29 October 2007
True Colors By Glenn Carpenter: An Analysis
I began my search in the fine and performing arts building at Moraine Valley Community College. I’m a very politically active person so this piece caught my eye instantly because of the way it portrays the capital building. It seems so ominous and instantly instills fear into the viewer, something I think needs to be felt when the subject of our current administration is brought up.
There were positive and negatives to choosing a piece of art at school. I love the fact that it’s a large print that I could get up close to and evaluate thoroughly without having to worry that details might be missing, such as you find when researching artwork online. I could see all colors, details, and textures just as the artist intended them to look. I did not like however that information on the artist was so scarce. When I look at a piece of art I also like to be able to look up information that may help me realize the motivation the artist had and the vision he wished to carry across.
Despite the various works of art on campus I decided to stick with this piece of art because it jumped out at me more so than any other piece I’ve seen on campus, as a photographer I think I better understand what goes into making a work better than I’d understand a painting.
True Colors is really a great piece that speaks a lot about what the artist thinks about our government which makes it a representative piece.
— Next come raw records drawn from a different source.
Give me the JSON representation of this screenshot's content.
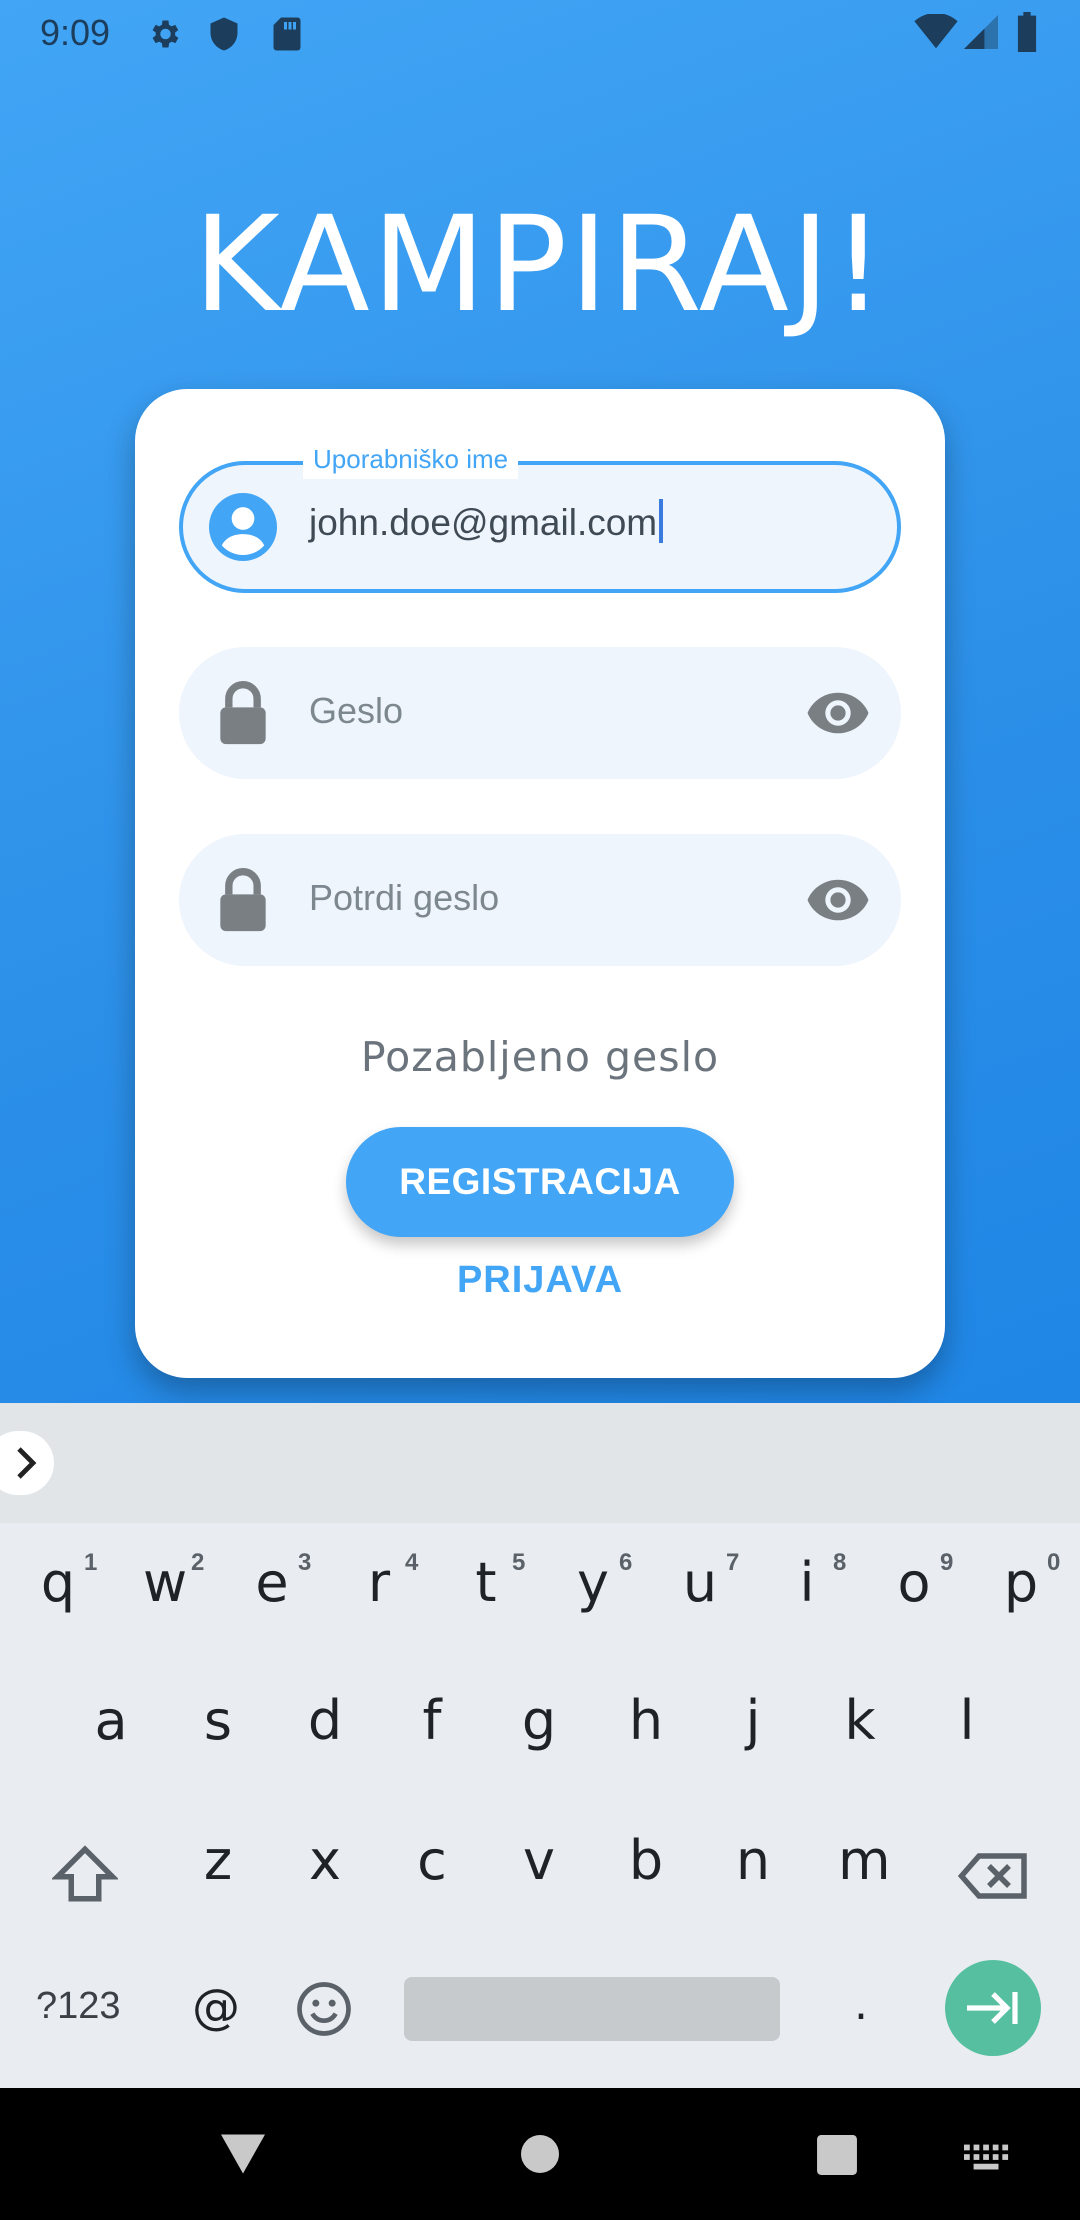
{
  "status_bar": {
    "time": "9:09",
    "left_icons": [
      "gear-icon",
      "shield-icon",
      "sd-card-icon"
    ],
    "right_icons": [
      "wifi-icon",
      "signal-icon",
      "battery-icon"
    ]
  },
  "app": {
    "title": "KAMPIRAJ!",
    "colors": {
      "accent": "#42a5f5",
      "card": "#ffffff",
      "field_bg": "#eef5fc"
    }
  },
  "form": {
    "username": {
      "label": "Uporabniško ime",
      "value": "john.doe@gmail.com",
      "icon": "account-circle-icon"
    },
    "password": {
      "placeholder": "Geslo",
      "icon": "lock-icon",
      "toggle_icon": "eye-icon"
    },
    "confirm_password": {
      "placeholder": "Potrdi geslo",
      "icon": "lock-icon",
      "toggle_icon": "eye-icon"
    },
    "forgot_password": "Pozabljeno geslo",
    "register_button": "REGISTRACIJA",
    "login_link": "PRIJAVA"
  },
  "keyboard": {
    "row1": [
      {
        "k": "q",
        "h": "1"
      },
      {
        "k": "w",
        "h": "2"
      },
      {
        "k": "e",
        "h": "3"
      },
      {
        "k": "r",
        "h": "4"
      },
      {
        "k": "t",
        "h": "5"
      },
      {
        "k": "y",
        "h": "6"
      },
      {
        "k": "u",
        "h": "7"
      },
      {
        "k": "i",
        "h": "8"
      },
      {
        "k": "o",
        "h": "9"
      },
      {
        "k": "p",
        "h": "0"
      }
    ],
    "row2": [
      "a",
      "s",
      "d",
      "f",
      "g",
      "h",
      "j",
      "k",
      "l"
    ],
    "row3": [
      "z",
      "x",
      "c",
      "v",
      "b",
      "n",
      "m"
    ],
    "symbols_key": "?123",
    "at_key": "@",
    "period_key": ".",
    "icons": [
      "expand-chevron-icon",
      "shift-icon",
      "backspace-icon",
      "emoji-icon",
      "enter-arrow-icon"
    ]
  },
  "nav_bar": {
    "icons": [
      "back-icon",
      "home-icon",
      "recents-icon",
      "keyboard-switch-icon"
    ]
  }
}
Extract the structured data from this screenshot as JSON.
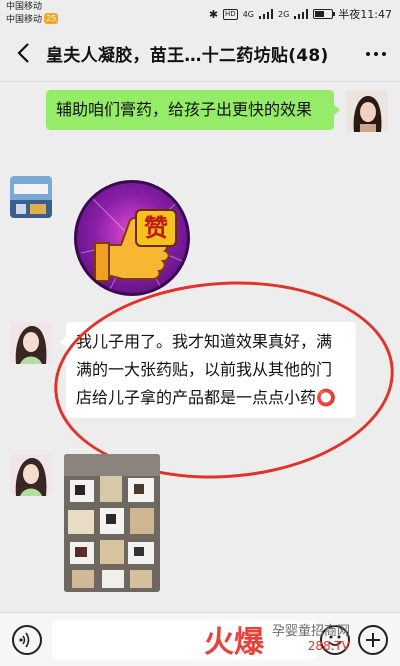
{
  "status_bar": {
    "carrier_1": "中国移动",
    "carrier_2": "中国移动",
    "carrier_badge": "25",
    "network_1": "4G",
    "network_2": "2G",
    "time": "半夜11:47"
  },
  "header": {
    "title": "皇夫人凝胶，苗王…十二药坊贴(48)"
  },
  "messages": [
    {
      "sender": "me",
      "type": "text",
      "text": "辅助咱们膏药，给孩子出更快的效果"
    },
    {
      "sender": "other",
      "type": "sticker",
      "sticker_text": "赞"
    },
    {
      "sender": "other",
      "type": "text",
      "text": "我儿子用了。我才知道效果真好，满满的一大张药贴，以前我从其他的门店给儿子拿的产品都是一点点小药⭕"
    },
    {
      "sender": "other",
      "type": "image"
    }
  ],
  "input_bar": {
    "placeholder": ""
  },
  "watermark": {
    "brand": "火爆",
    "tagline": "孕婴童招商网",
    "site": "288.TV"
  },
  "colors": {
    "my_bubble": "#95ec69",
    "other_bubble": "#ffffff",
    "annotation_circle": "#e0342a"
  }
}
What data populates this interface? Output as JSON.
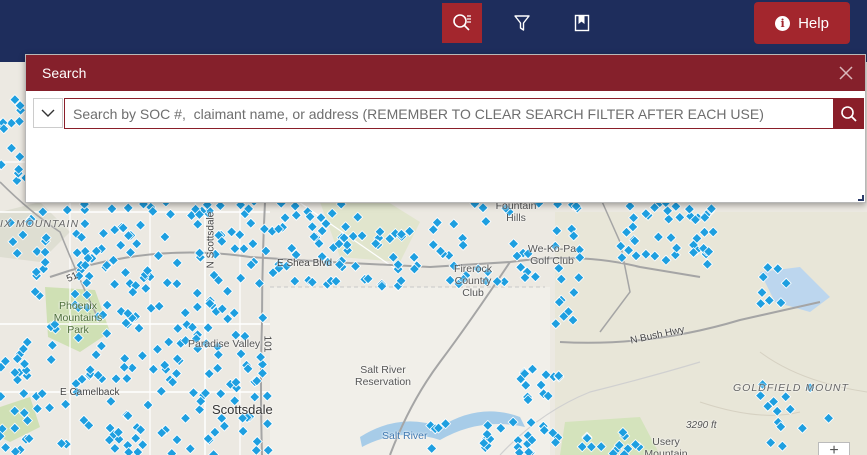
{
  "toolbar": {
    "help_label": "Help",
    "buttons": [
      {
        "name": "search-tool-button",
        "icon": "search-list-icon",
        "active": true
      },
      {
        "name": "filter-tool-button",
        "icon": "filter-icon",
        "active": false
      },
      {
        "name": "bookmark-tool-button",
        "icon": "bookmark-icon",
        "active": false
      }
    ]
  },
  "search_panel": {
    "title": "Search",
    "placeholder": "Search by SOC #,  claimant name, or address (REMEMBER TO CLEAR SEARCH FILTER AFTER EACH USE)",
    "value": ""
  },
  "map": {
    "labels": {
      "camelback_mountain": "IX MOUNTAIN",
      "phoenix_mountains_park": "Phoenix Mountains Park",
      "fountain_hills": "Fountain Hills",
      "we_ko_pa_golf_club": "We-Ko-Pa Golf Club",
      "firerock_country_club": "Firerock Country Club",
      "e_shea_blvd": "E Shea Blvd",
      "n_scottsdale_rd": "N Scottsdale",
      "salt_river_reservation": "Salt River Reservation",
      "scottsdale": "Scottsdale",
      "paradise_valley": "Paradise Valley",
      "e_camelback": "E Camelback",
      "n_bush_hwy": "N Bush Hwy",
      "goldfield_mountains": "GOLDFIELD MOUNT",
      "elevation": "3290 ft",
      "usery_mountain": "Usery Mountain",
      "salt_river": "Salt River",
      "route_51": "51",
      "route_101": "101"
    },
    "zoom_in_label": "+",
    "colors": {
      "marker": "#1e9fe0",
      "header": "#1e2d5c",
      "accent": "#a3262d"
    }
  }
}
He uses a place that we recognize, the capital building, and puts it in new light. The fact that the capital building is in completely black, a color that often represents evil and darkness gives the piece an overall feeling of not only distain but fear. The artist achieves this look by using a technique called backlighting. Backlighting is when the subject you’re focusing on is directly in front of your direct light source, the product is a silhouette form that can be very powerful when used correctly, such as here. The artist does a great job of capturing this without over exposing the clouds. They add not only great texture to the piece but also their colors help to reinforce the seemingly menacing feeling consistent with the piece. This work also portrays a great example of linear perspective. The trees in the foreground help lead our eye back to the capital building reestablishing it as the focal point of the image.